And so, a dichotomy exists. Is it “the actor’s” performance alone? Is the animator the “guardian of the performance,” as Serkis suggests, or an equal participant in its creation to begin with, as many in the VFX industry believe? As with many areas where technology and artistry intersect in unexpected ways, there may be no quick or easy way to answer such questions, or adding or adjusting how honors for such work are distributed any time soon. But, in either case, VFX artists and actors alike insist that such characters work best when there is a seamless collaborative process in the best filmmaking tradition between artists from both sides.
Indeed, Karin Konival, the actress who played the orangutan Maurice in the three modern Planet of the Apes movies, suggests that, in her experience across three movies working closely with the WETA Digital team, “it’s an ensemble really. We are all part of the same crew. Just as with the cameraman and the grips and lighting and sound, everybody is working together, with the focus remaining on our performance under guidance from a director. It doesn’t feel separate at all.”
”The artists and technicians that work with us all the way through the filming process to make sure every muscle in the face, every movement is incredible are so sophisticated, and it is incredible what they have done. I don’t think [honoring] one should take away from the other.”
“The idea of apportioning credit for motion capture performances comes down to a few central themes,” states Mike Chambers, VES Chair. “It’s about garnering respect and recognition for the visual effects professionals who lend their vision and expertise to bring fully realized CG characters to life. And it’s about honoring the inseparable collaboration that takes place among the actors and VFX artists, without diminishing the vital contributions either makes to a final on-screen performance.”

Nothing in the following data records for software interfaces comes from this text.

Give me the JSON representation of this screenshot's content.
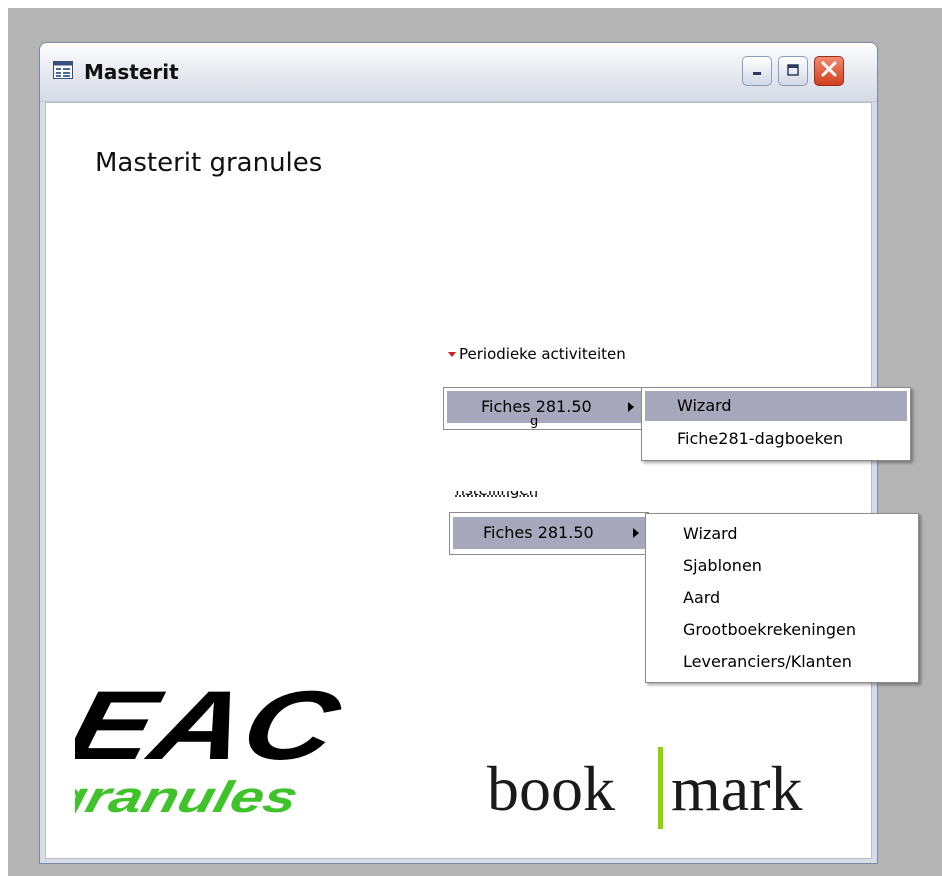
{
  "window": {
    "title": "Masterit"
  },
  "app": {
    "heading": "Masterit granules"
  },
  "periodic": {
    "section_title": "Periodieke activiteiten",
    "partial_text": "g",
    "parent_item": "Fiches 281.50",
    "submenu": [
      "Wizard",
      "Fiche281-dagboeken"
    ],
    "selected": "Wizard"
  },
  "settings": {
    "section_title": "Instellingen",
    "parent_item": "Fiches 281.50",
    "submenu": [
      "Wizard",
      "Sjablonen",
      "Aard",
      "Grootboekrekeningen",
      "Leveranciers/Klanten"
    ]
  },
  "logos": {
    "eac_text": "EAC",
    "granules_text": "granules",
    "bookmark_left": "book",
    "bookmark_right": "mark"
  },
  "colors": {
    "selection": "#a8a8bc",
    "granules_green": "#3fc22a",
    "bookmark_bar": "#8fd400",
    "section_triangle": "#d02020"
  }
}
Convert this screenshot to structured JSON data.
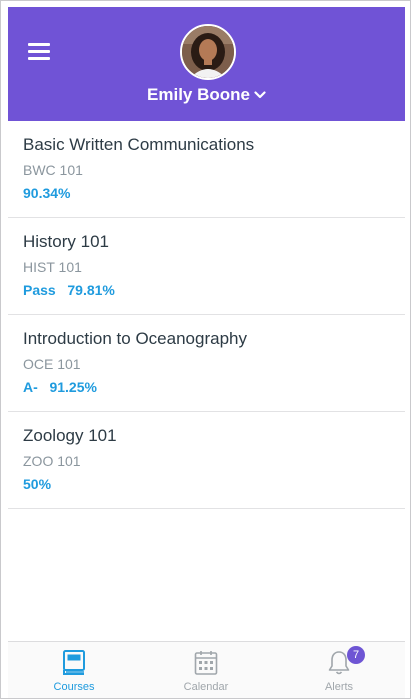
{
  "header": {
    "user_name": "Emily Boone",
    "colors": {
      "background": "#7053d6",
      "text": "#ffffff"
    }
  },
  "courses": [
    {
      "title": "Basic Written Communications",
      "code": "BWC 101",
      "grade": "90.34%"
    },
    {
      "title": "History 101",
      "code": "HIST 101",
      "grade": "Pass   79.81%"
    },
    {
      "title": "Introduction to Oceanography",
      "code": "OCE 101",
      "grade": "A-   91.25%"
    },
    {
      "title": "Zoology 101",
      "code": "ZOO 101",
      "grade": "50%"
    }
  ],
  "tabbar": {
    "tabs": [
      {
        "label": "Courses",
        "icon": "book-icon",
        "active": true
      },
      {
        "label": "Calendar",
        "icon": "calendar-icon",
        "active": false
      },
      {
        "label": "Alerts",
        "icon": "bell-icon",
        "active": false,
        "badge": "7"
      }
    ],
    "colors": {
      "active": "#1f9bde",
      "inactive": "#a0a6ab",
      "badge": "#6e55d4"
    }
  }
}
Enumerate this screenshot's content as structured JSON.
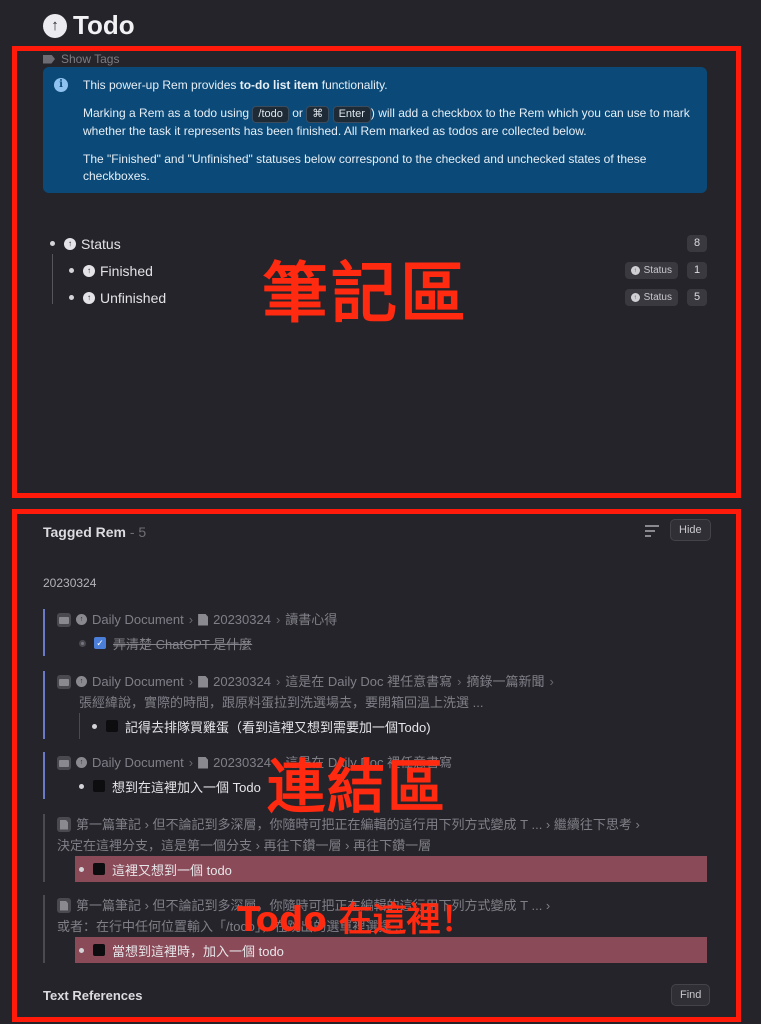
{
  "page": {
    "title": "Todo",
    "show_tags": "Show Tags"
  },
  "info": {
    "p1_a": "This power-up Rem provides ",
    "p1_b": "to-do list item",
    "p1_c": " functionality.",
    "p2_a": "Marking a Rem as a todo using ",
    "p2_kbd1": "/todo",
    "p2_or": " or ",
    "p2_kbd2": "⌘",
    "p2_kbd3": "Enter",
    "p2_b": ") will add a checkbox to the Rem which you can use to mark whether the task it represents has been finished. All Rem marked as todos are collected below.",
    "p3": "The \"Finished\" and \"Unfinished\" statuses below correspond to the checked and unchecked states of these checkboxes."
  },
  "status": {
    "root_label": "Status",
    "root_count": "8",
    "children": [
      {
        "label": "Finished",
        "chip": "Status",
        "count": "1"
      },
      {
        "label": "Unfinished",
        "chip": "Status",
        "count": "5"
      }
    ]
  },
  "annotations": {
    "notes_area": "筆記區",
    "link_area": "連結區",
    "todo_here": "Todo 在這裡！"
  },
  "tagged": {
    "title": "Tagged Rem",
    "count": " - 5",
    "hide": "Hide",
    "date": "20230324",
    "refs": [
      {
        "crumbs": [
          "Daily Document",
          "20230324",
          "讀書心得"
        ],
        "todo": "弄清楚 ChatGPT 是什麼",
        "done": true
      },
      {
        "crumbs": [
          "Daily Document",
          "20230324",
          "這是在 Daily Doc 裡任意書寫",
          "摘錄一篇新聞"
        ],
        "line2": "張經緯說，實際的時間，跟原料蛋拉到洗選場去，要開箱回溫上洗選 ...",
        "todo": "記得去排隊買雞蛋（看到這裡又想到需要加一個Todo)",
        "done": false
      },
      {
        "crumbs": [
          "Daily Document",
          "20230324",
          "這是在 Daily Doc 裡任意書寫"
        ],
        "todo": "想到在這裡加入一個 Todo",
        "done": false
      },
      {
        "line1": "第一篇筆記 › 但不論記到多深層，你隨時可把正在編輯的這行用下列方式變成 T ... › 繼續往下思考 ›",
        "line2": "決定在這裡分支，這是第一個分支 › 再往下鑽一層 › 再往下鑽一層",
        "todo": "這裡又想到一個 todo",
        "done": false
      },
      {
        "line1": "第一篇筆記 › 但不論記到多深層，你隨時可把正在編輯的這行用下列方式變成 T ... ›",
        "line2": "或者：在行中任何位置輸入「/todo」，在跳出的選單裡選擇 ...",
        "todo": "當想到這裡時，加入一個 todo",
        "done": false
      }
    ]
  },
  "text_references": {
    "title": "Text References",
    "find": "Find"
  }
}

“VFX technology is evolving at a rapid pace, and we’re able to produce great imagery in profound new ways,” Chambers adds. “While the subject of establishing new or hybrid award categories to keep pace with sophisticated digital performances is a worthwhile discussion – one likely to intensify as the industry advances – the crux right now is to ensure some kind of parity in crediting both partners in the effort. We all take pride in the outstanding work we are able to create together and it stands that we all benefit when that authenticity carries through the lifespan of the work – from concept to accolades.”